Antifouling your boat is an integral part of maintaining your vessel. It may not be the most glamourous or fun job, but it’s an important one.
Whether you’ve noticed a buildup of debris on your hull or you’re ready to pull your boat out of the water for annual antifouling treatment, you should know the ins and outs of antifouling before you get started. It’s a multi-step process that does require a little know-how, but it’s also not too difficult if you know what you’re doing.
What is Antifouling and Why is it Important?
Antifouling serves several purposes. First of all, it prevents the accumulation of growth on the hull of your boat. Hardshell and weed accumulation are not only bad for your boat’s hull, but they can also slow your vessel down and cost you more in fuel over the long term. Antifouling prevents this accumulation and subsequently prevents marine life from being inadvertently spread as your boat travels.
Antifouling paint contains biocides that control the growth of algae and other marine life on the underside of your boat. The antifouling paint that you choose will depend on the type of material your boat is made from.
Here’s your DIY guide to antifouling your boat to help you keep your watercraft in top shape for the sailing season.
Your DIY Boat Antifouling Guide
Slip Your Vessel
Once you’ve determined that it’s time to antifoul your boat, you’ll need to slip the vessel. Once your boat is out of the water, you can assess whether you’ll need to apply a new coat of antifouling paint or whether you need to strip back the old, damaged antifoul layers before proceeding.
Prepare Your Boat
Before you can paint your boat, you’ll need to clean it with fresh water to knock off any loose debris. Then, scrape off any stubborn residue to examine the state of the antifoul paint below it.
Previous layers of antifouling paint lose their ability to repel marine organisms. Even if the paint on your hull looks fine, if it’s collecting lots of barnacles or other growth, it’s time to reapply antifoul paint.
If the outermost layer of paint seems to be in decent condition, you can simply apply a new coat of antifouling paint. However, if there are chips or cracks in the topcoat, or if it’s visibly flaking off, you’ll need to strip off the damaged paint before applying a new coat.
Remove the outer layer of paint by hand or by blasting it off with a high-powered blast. Check with the shipyard to see if they offer blasting services to help speed up the process.
Examine Your Boat’s Bottom

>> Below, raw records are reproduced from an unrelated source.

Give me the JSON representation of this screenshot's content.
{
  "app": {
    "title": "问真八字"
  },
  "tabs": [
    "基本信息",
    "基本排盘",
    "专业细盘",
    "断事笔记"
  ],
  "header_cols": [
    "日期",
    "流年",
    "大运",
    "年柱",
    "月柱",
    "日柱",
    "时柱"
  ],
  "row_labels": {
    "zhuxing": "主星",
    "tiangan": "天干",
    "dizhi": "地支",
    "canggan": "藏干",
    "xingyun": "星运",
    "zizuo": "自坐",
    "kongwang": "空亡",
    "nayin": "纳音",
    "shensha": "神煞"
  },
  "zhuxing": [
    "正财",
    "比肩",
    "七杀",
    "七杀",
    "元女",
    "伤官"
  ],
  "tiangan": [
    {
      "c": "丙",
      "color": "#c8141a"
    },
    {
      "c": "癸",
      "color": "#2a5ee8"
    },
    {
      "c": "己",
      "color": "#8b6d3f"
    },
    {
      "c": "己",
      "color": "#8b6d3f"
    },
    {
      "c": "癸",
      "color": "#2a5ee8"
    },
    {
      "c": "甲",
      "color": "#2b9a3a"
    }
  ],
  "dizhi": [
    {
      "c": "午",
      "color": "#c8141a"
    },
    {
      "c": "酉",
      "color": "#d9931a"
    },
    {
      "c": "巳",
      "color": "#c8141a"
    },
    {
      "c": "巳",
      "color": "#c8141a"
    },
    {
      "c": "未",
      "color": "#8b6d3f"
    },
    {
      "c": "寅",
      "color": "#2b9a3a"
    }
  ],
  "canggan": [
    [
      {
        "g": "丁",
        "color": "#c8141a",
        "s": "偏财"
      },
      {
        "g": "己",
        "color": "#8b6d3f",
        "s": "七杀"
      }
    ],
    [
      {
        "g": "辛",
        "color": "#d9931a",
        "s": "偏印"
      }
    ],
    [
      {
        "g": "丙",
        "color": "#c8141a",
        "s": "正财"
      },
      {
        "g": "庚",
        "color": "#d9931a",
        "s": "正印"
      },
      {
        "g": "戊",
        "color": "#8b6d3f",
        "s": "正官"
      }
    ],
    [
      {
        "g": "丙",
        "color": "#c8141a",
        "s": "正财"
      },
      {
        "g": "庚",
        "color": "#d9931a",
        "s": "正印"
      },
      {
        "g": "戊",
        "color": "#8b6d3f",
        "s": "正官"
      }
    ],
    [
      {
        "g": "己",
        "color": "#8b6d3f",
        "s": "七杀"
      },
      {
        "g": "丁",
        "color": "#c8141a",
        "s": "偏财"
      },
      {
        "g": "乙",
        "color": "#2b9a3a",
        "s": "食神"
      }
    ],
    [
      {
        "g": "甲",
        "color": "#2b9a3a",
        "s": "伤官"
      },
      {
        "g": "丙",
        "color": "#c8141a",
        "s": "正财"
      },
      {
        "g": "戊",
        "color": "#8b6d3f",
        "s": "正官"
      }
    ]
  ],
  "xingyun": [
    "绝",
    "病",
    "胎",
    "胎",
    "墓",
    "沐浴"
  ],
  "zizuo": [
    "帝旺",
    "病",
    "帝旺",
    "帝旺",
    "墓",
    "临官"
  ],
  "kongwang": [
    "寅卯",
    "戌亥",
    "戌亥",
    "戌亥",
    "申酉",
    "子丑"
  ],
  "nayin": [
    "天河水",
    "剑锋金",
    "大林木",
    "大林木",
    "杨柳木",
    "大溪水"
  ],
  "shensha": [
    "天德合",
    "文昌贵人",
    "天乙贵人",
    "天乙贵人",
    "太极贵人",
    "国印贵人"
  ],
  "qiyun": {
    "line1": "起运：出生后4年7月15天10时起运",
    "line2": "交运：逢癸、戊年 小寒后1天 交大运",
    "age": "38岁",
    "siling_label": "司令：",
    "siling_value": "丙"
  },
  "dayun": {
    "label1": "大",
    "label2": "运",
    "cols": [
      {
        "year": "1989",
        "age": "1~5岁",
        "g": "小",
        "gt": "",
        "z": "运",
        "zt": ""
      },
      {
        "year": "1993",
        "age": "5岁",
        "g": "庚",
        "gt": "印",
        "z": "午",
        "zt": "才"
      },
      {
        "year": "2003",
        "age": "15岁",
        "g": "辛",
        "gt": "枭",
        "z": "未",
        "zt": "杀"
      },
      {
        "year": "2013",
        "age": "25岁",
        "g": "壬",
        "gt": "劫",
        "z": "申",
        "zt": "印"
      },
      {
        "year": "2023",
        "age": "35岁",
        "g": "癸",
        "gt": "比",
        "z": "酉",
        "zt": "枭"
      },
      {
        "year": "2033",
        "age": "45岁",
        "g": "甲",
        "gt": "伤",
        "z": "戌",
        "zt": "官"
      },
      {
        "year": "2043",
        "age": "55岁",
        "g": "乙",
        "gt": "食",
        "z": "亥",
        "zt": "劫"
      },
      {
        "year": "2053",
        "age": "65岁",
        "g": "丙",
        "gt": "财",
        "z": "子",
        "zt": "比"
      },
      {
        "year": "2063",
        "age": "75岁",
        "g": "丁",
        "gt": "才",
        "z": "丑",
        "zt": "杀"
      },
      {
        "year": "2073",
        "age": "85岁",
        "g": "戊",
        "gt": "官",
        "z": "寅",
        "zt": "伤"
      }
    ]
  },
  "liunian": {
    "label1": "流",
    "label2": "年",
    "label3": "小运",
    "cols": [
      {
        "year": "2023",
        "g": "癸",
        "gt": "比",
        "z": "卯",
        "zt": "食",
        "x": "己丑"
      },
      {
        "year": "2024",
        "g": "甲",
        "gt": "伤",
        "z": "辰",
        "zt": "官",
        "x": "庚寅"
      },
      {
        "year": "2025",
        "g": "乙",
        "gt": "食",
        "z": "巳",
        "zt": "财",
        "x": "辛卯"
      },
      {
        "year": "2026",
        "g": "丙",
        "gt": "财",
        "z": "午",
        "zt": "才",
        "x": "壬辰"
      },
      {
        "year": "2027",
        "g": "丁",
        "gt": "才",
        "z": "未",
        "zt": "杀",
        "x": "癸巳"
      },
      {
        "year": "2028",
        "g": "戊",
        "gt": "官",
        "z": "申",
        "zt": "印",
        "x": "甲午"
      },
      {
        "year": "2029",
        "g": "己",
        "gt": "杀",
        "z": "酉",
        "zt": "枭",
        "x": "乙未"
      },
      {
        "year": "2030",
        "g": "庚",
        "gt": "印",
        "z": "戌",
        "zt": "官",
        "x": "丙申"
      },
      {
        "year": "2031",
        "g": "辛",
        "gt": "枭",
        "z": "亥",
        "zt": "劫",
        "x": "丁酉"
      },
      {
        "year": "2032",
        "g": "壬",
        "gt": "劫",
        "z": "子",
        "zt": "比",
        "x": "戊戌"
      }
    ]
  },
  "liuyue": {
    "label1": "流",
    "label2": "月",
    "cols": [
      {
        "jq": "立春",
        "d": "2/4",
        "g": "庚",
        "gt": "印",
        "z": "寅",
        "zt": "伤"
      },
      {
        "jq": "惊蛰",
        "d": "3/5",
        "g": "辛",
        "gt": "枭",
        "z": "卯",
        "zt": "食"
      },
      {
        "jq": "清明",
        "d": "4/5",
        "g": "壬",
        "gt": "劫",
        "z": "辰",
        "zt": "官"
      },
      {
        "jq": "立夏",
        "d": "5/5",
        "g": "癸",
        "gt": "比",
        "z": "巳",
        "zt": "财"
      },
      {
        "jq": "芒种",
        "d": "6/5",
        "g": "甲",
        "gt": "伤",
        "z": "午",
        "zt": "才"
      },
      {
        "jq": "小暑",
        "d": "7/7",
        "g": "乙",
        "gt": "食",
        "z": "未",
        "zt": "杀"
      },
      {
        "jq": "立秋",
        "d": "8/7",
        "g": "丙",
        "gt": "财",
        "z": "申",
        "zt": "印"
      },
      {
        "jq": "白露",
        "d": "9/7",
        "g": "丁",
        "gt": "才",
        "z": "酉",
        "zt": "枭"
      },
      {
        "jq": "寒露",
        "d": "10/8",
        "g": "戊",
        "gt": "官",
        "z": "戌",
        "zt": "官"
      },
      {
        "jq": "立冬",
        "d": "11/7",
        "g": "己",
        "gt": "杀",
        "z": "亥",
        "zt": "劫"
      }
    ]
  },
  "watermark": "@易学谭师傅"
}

Antifouling allows you to check your boat’s bottom over thoroughly for any signs of wear and tear or damage. Look for cracks, pitting, or holes that need to be repaired. It might be a good time to have your shipwright take a look at the boat to make sure there are no other problems.
Many boat owners find that antifouling is an excellent time to take care of other boat maintenance that needs to be done. You may want to have a marine mechanic look at your boat while it’s out of the water to make sure that there are no other issues that need to be addressed.
Applying the Antifouling Paint
Follow the manufacturer’s instructions for applying the paint. Your boat’s bottom should be completely dry before you begin painting. Even if you haven’t had to strip off any old layers of antifouling, you should wet-sand the bottom of the boat, rinse it, and then allow it to dry before applying the new paint.
You should apply two coats of antifouling paint to your boat. If you use a roller to hand-paint the vessel, you need to be careful to get as smooth a finish as possible. Rough patches will encourage slime growth, so a smooth surface is your goal.
If possible, use an airless spray system to apply the antifouling paint. Spraying will ensure a smooth, even coverage and cut down on time it takes to paint your boat. Take your time, though, because a bad antifouling job will mean that you’ll either have to repaint sooner or risk wasting fuel with a slow, dragging boat.
Extending the Life of Your Antifouling
Once applied, antifouling can last for about a year before it needs to be reapplied. The antifouling paint will keep weeds and barnacles away, but you’ll still be prone to getting slime and mud on the hull of your boat. These should be removed gently by wiping with a cloth or sponge to help prolong the life of the antifouling paint.
Let Us Help With Your Antifouling Needs
Corleone Marina at the Balmain Marina has one of the last remaining slipways in Sydney Harbour. Our marina services include the best antifouling and hull and boat repairs. We also offer Do-It-Yourself slip way usage on the weekends. We know you just want to get out and enjoy your boat, so let us help with those routine sailing maintenance issues so you can focus on enjoying your vessel.
Contact us today to find out more about our excellent marina services in four stunning Sydney locations. We’ll take good care of you and your boat so you can relax and enjoy sailing worry-free.